→ **WHAT IS EXPECTED**: Return every line of the material exactly.

→ **EXTRACTED MATERIAL**:
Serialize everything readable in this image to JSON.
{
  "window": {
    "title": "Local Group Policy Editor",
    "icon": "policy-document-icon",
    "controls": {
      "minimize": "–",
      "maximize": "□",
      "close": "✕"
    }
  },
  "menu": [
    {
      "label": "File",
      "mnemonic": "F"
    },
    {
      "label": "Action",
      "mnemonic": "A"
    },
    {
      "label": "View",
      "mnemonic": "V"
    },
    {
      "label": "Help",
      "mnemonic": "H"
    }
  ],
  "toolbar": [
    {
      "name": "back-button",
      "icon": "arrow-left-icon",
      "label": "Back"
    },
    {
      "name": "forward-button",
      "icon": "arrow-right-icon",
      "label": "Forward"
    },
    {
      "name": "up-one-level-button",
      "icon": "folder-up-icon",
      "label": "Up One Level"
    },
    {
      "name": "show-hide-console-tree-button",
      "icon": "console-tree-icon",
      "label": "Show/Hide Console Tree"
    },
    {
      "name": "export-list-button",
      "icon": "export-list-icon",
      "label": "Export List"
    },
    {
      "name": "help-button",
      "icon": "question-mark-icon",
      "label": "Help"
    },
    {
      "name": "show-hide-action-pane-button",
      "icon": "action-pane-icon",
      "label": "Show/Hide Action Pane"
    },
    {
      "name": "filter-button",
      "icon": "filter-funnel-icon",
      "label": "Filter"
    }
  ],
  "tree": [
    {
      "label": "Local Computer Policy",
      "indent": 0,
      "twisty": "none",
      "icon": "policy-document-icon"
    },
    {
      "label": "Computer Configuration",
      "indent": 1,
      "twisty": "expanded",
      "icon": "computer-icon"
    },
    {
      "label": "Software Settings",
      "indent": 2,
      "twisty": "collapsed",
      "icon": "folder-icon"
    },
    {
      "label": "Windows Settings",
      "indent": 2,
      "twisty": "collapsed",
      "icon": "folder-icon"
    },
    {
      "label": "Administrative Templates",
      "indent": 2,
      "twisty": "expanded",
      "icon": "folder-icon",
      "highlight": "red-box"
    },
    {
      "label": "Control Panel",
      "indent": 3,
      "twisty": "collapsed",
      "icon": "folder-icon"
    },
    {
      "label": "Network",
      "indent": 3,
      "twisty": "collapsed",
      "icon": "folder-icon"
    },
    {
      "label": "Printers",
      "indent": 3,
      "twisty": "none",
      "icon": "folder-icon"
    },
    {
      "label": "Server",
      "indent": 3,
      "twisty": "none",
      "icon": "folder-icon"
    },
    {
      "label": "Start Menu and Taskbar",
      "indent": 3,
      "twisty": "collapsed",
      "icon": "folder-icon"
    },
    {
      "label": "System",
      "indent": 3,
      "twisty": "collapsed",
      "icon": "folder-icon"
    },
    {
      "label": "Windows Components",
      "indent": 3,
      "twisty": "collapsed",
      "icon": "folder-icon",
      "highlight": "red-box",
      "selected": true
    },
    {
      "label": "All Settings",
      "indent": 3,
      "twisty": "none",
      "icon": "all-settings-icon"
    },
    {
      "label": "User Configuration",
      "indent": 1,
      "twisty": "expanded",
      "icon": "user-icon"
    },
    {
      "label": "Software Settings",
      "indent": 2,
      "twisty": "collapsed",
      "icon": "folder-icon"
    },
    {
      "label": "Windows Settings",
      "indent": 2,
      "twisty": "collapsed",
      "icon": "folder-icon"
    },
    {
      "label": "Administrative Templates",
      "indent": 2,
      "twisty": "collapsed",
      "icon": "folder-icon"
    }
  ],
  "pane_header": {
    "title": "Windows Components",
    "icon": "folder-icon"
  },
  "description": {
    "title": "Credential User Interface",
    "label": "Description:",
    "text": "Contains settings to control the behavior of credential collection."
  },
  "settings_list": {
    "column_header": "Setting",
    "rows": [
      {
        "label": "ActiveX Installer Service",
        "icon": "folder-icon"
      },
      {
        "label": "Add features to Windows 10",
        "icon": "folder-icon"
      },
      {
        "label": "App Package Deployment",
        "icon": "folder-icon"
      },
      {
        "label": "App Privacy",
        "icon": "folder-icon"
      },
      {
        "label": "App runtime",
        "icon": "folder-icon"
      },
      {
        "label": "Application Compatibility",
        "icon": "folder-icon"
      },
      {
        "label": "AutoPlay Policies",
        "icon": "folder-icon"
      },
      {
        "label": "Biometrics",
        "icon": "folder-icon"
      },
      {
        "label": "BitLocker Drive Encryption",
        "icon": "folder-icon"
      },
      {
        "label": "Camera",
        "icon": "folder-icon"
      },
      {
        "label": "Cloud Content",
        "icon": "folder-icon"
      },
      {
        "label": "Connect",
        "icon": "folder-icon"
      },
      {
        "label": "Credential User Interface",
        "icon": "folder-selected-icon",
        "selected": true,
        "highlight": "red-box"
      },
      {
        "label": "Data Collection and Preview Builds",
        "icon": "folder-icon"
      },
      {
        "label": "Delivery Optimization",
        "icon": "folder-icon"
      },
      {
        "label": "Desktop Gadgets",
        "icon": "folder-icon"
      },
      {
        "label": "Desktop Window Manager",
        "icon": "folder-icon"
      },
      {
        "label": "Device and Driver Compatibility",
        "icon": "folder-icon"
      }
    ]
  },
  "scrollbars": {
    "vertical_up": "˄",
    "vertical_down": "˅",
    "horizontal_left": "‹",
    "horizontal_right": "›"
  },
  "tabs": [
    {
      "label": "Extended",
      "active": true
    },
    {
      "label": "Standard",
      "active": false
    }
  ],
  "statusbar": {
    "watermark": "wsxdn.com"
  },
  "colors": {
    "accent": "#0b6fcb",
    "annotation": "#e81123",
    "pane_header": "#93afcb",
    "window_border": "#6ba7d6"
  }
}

→ **EXERCISE ANSWER**:
Serialize everything readable in this image to JSON.
{
  "window": {
    "title": "Local Group Policy Editor",
    "icon": "policy-document-icon",
    "controls": {
      "minimize": "–",
      "maximize": "□",
      "close": "✕"
    }
  },
  "menu": [
    {
      "label": "File",
      "mnemonic": "F"
    },
    {
      "label": "Action",
      "mnemonic": "A"
    },
    {
      "label": "View",
      "mnemonic": "V"
    },
    {
      "label": "Help",
      "mnemonic": "H"
    }
  ],
  "toolbar": [
    {
      "name": "back-button",
      "icon": "arrow-left-icon",
      "label": "Back"
    },
    {
      "name": "forward-button",
      "icon": "arrow-right-icon",
      "label": "Forward"
    },
    {
      "name": "up-one-level-button",
      "icon": "folder-up-icon",
      "label": "Up One Level"
    },
    {
      "name": "show-hide-console-tree-button",
      "icon": "console-tree-icon",
      "label": "Show/Hide Console Tree"
    },
    {
      "name": "export-list-button",
      "icon": "export-list-icon",
      "label": "Export List"
    },
    {
      "name": "help-button",
      "icon": "question-mark-icon",
      "label": "Help"
    },
    {
      "name": "show-hide-action-pane-button",
      "icon": "action-pane-icon",
      "label": "Show/Hide Action Pane"
    },
    {
      "name": "filter-button",
      "icon": "filter-funnel-icon",
      "label": "Filter"
    }
  ],
  "tree": [
    {
      "label": "Local Computer Policy",
      "indent": 0,
      "twisty": "none",
      "icon": "policy-document-icon"
    },
    {
      "label": "Computer Configuration",
      "indent": 1,
      "twisty": "expanded",
      "icon": "computer-icon"
    },
    {
      "label": "Software Settings",
      "indent": 2,
      "twisty": "collapsed",
      "icon": "folder-icon"
    },
    {
      "label": "Windows Settings",
      "indent": 2,
      "twisty": "collapsed",
      "icon": "folder-icon"
    },
    {
      "label": "Administrative Templates",
      "indent": 2,
      "twisty": "expanded",
      "icon": "folder-icon",
      "highlight": "red-box"
    },
    {
      "label": "Control Panel",
      "indent": 3,
      "twisty": "collapsed",
      "icon": "folder-icon"
    },
    {
      "label": "Network",
      "indent": 3,
      "twisty": "collapsed",
      "icon": "folder-icon"
    },
    {
      "label": "Printers",
      "indent": 3,
      "twisty": "none",
      "icon": "folder-icon"
    },
    {
      "label": "Server",
      "indent": 3,
      "twisty": "none",
      "icon": "folder-icon"
    },
    {
      "label": "Start Menu and Taskbar",
      "indent": 3,
      "twisty": "collapsed",
      "icon": "folder-icon"
    },
    {
      "label": "System",
      "indent": 3,
      "twisty": "collapsed",
      "icon": "folder-icon"
    },
    {
      "label": "Windows Components",
      "indent": 3,
      "twisty": "collapsed",
      "icon": "folder-icon",
      "highlight": "red-box",
      "selected": true
    },
    {
      "label": "All Settings",
      "indent": 3,
      "twisty": "none",
      "icon": "all-settings-icon"
    },
    {
      "label": "User Configuration",
      "indent": 1,
      "twisty": "expanded",
      "icon": "user-icon"
    },
    {
      "label": "Software Settings",
      "indent": 2,
      "twisty": "collapsed",
      "icon": "folder-icon"
    },
    {
      "label": "Windows Settings",
      "indent": 2,
      "twisty": "collapsed",
      "icon": "folder-icon"
    },
    {
      "label": "Administrative Templates",
      "indent": 2,
      "twisty": "collapsed",
      "icon": "folder-icon"
    }
  ],
  "pane_header": {
    "title": "Windows Components",
    "icon": "folder-icon"
  },
  "description": {
    "title": "Credential User Interface",
    "label": "Description:",
    "text": "Contains settings to control the behavior of credential collection."
  },
  "settings_list": {
    "column_header": "Setting",
    "rows": [
      {
        "label": "ActiveX Installer Service",
        "icon": "folder-icon"
      },
      {
        "label": "Add features to Windows 10",
        "icon": "folder-icon"
      },
      {
        "label": "App Package Deployment",
        "icon": "folder-icon"
      },
      {
        "label": "App Privacy",
        "icon": "folder-icon"
      },
      {
        "label": "App runtime",
        "icon": "folder-icon"
      },
      {
        "label": "Application Compatibility",
        "icon": "folder-icon"
      },
      {
        "label": "AutoPlay Policies",
        "icon": "folder-icon"
      },
      {
        "label": "Biometrics",
        "icon": "folder-icon"
      },
      {
        "label": "BitLocker Drive Encryption",
        "icon": "folder-icon"
      },
      {
        "label": "Camera",
        "icon": "folder-icon"
      },
      {
        "label": "Cloud Content",
        "icon": "folder-icon"
      },
      {
        "label": "Connect",
        "icon": "folder-icon"
      },
      {
        "label": "Credential User Interface",
        "icon": "folder-selected-icon",
        "selected": true,
        "highlight": "red-box"
      },
      {
        "label": "Data Collection and Preview Builds",
        "icon": "folder-icon"
      },
      {
        "label": "Delivery Optimization",
        "icon": "folder-icon"
      },
      {
        "label": "Desktop Gadgets",
        "icon": "folder-icon"
      },
      {
        "label": "Desktop Window Manager",
        "icon": "folder-icon"
      },
      {
        "label": "Device and Driver Compatibility",
        "icon": "folder-icon"
      }
    ]
  },
  "scrollbars": {
    "vertical_up": "˄",
    "vertical_down": "˅",
    "horizontal_left": "‹",
    "horizontal_right": "›"
  },
  "tabs": [
    {
      "label": "Extended",
      "active": true
    },
    {
      "label": "Standard",
      "active": false
    }
  ],
  "statusbar": {
    "watermark": "wsxdn.com"
  },
  "colors": {
    "accent": "#0b6fcb",
    "annotation": "#e81123",
    "pane_header": "#93afcb",
    "window_border": "#6ba7d6"
  }
}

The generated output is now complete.